* Problem to work on *
In your copy, include every record exactly and no pictures.

--- Supplied records ---

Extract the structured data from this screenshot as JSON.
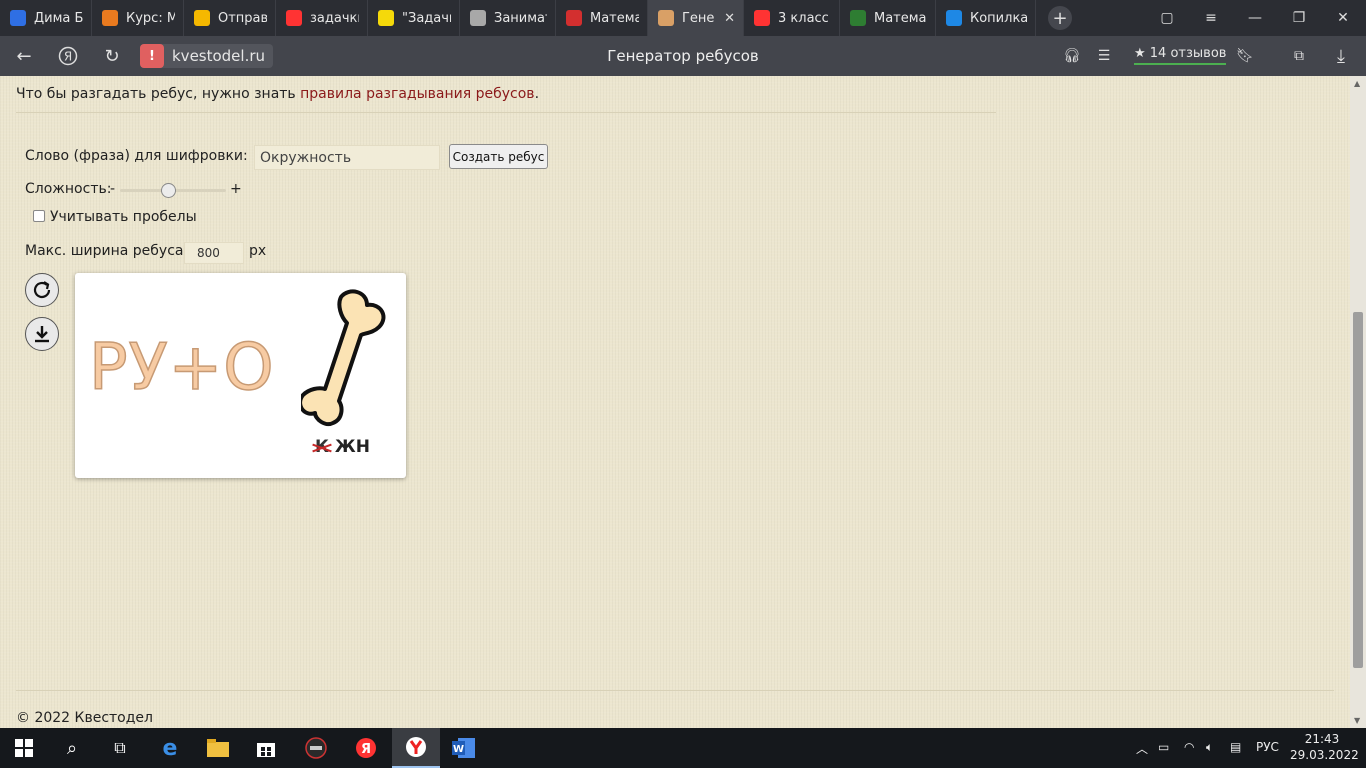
{
  "browser": {
    "tabs": [
      {
        "label": "Дима Би",
        "icon": "blue-pause-icon",
        "color": "#2f6fe4"
      },
      {
        "label": "Курс: М",
        "icon": "orange-m-icon",
        "color": "#e97a1f"
      },
      {
        "label": "Отправ",
        "icon": "mail-icon",
        "color": "#f5b800"
      },
      {
        "label": "задачки",
        "icon": "yandex-icon",
        "color": "#f33"
      },
      {
        "label": "\"Задачи",
        "icon": "yellow-i-icon",
        "color": "#f5d90a"
      },
      {
        "label": "Заниматель",
        "icon": "puzzle-icon",
        "color": "#a8a8a8"
      },
      {
        "label": "Матема",
        "icon": "red-p-icon",
        "color": "#d32f2f"
      },
      {
        "label": "Генер",
        "icon": "rebus-icon",
        "color": "#d9a066",
        "active": true
      },
      {
        "label": "3 класс",
        "icon": "yandex-icon",
        "color": "#f33"
      },
      {
        "label": "Матема",
        "icon": "check-icon",
        "color": "#2e7d32"
      },
      {
        "label": "Копилка",
        "icon": "book-icon",
        "color": "#1e88e5"
      }
    ],
    "domain": "kvestodel.ru",
    "page_title": "Генератор ребусов",
    "reviews": "★ 14 отзывов"
  },
  "page": {
    "intro_text": "Что бы разгадать ребус, нужно знать",
    "intro_link": "правила разгадывания ребусов",
    "intro_end": ".",
    "phrase_label": "Слово (фраза) для шифровки:",
    "phrase_value": "Окружность",
    "create_button": "Создать ребус",
    "difficulty_label": "Сложность:",
    "difficulty_minus": "-",
    "difficulty_plus": "+",
    "difficulty_level": 0.45,
    "spaces_label": "Учитывать пробелы",
    "width_label": "Макс. ширина ребуса:",
    "width_value": "800",
    "width_unit": "px",
    "rebus": {
      "text": "РУ+О",
      "struck_letter": "К",
      "sub_text": "ЖН"
    },
    "copyright": "© 2022 Квестодел"
  },
  "taskbar": {
    "language": "РУС",
    "time": "21:43",
    "date": "29.03.2022"
  }
}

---

* Completed task *
Extract the structured data from this screenshot as JSON.
{
  "browser": {
    "tabs": [
      {
        "label": "Дима Би",
        "icon": "blue-pause-icon",
        "color": "#2f6fe4"
      },
      {
        "label": "Курс: М",
        "icon": "orange-m-icon",
        "color": "#e97a1f"
      },
      {
        "label": "Отправ",
        "icon": "mail-icon",
        "color": "#f5b800"
      },
      {
        "label": "задачки",
        "icon": "yandex-icon",
        "color": "#f33"
      },
      {
        "label": "\"Задачи",
        "icon": "yellow-i-icon",
        "color": "#f5d90a"
      },
      {
        "label": "Заниматель",
        "icon": "puzzle-icon",
        "color": "#a8a8a8"
      },
      {
        "label": "Матема",
        "icon": "red-p-icon",
        "color": "#d32f2f"
      },
      {
        "label": "Генер",
        "icon": "rebus-icon",
        "color": "#d9a066",
        "active": true
      },
      {
        "label": "3 класс",
        "icon": "yandex-icon",
        "color": "#f33"
      },
      {
        "label": "Матема",
        "icon": "check-icon",
        "color": "#2e7d32"
      },
      {
        "label": "Копилка",
        "icon": "book-icon",
        "color": "#1e88e5"
      }
    ],
    "domain": "kvestodel.ru",
    "page_title": "Генератор ребусов",
    "reviews": "★ 14 отзывов"
  },
  "page": {
    "intro_text": "Что бы разгадать ребус, нужно знать",
    "intro_link": "правила разгадывания ребусов",
    "intro_end": ".",
    "phrase_label": "Слово (фраза) для шифровки:",
    "phrase_value": "Окружность",
    "create_button": "Создать ребус",
    "difficulty_label": "Сложность:",
    "difficulty_minus": "-",
    "difficulty_plus": "+",
    "difficulty_level": 0.45,
    "spaces_label": "Учитывать пробелы",
    "width_label": "Макс. ширина ребуса:",
    "width_value": "800",
    "width_unit": "px",
    "rebus": {
      "text": "РУ+О",
      "struck_letter": "К",
      "sub_text": "ЖН"
    },
    "copyright": "© 2022 Квестодел"
  },
  "taskbar": {
    "language": "РУС",
    "time": "21:43",
    "date": "29.03.2022"
  }
}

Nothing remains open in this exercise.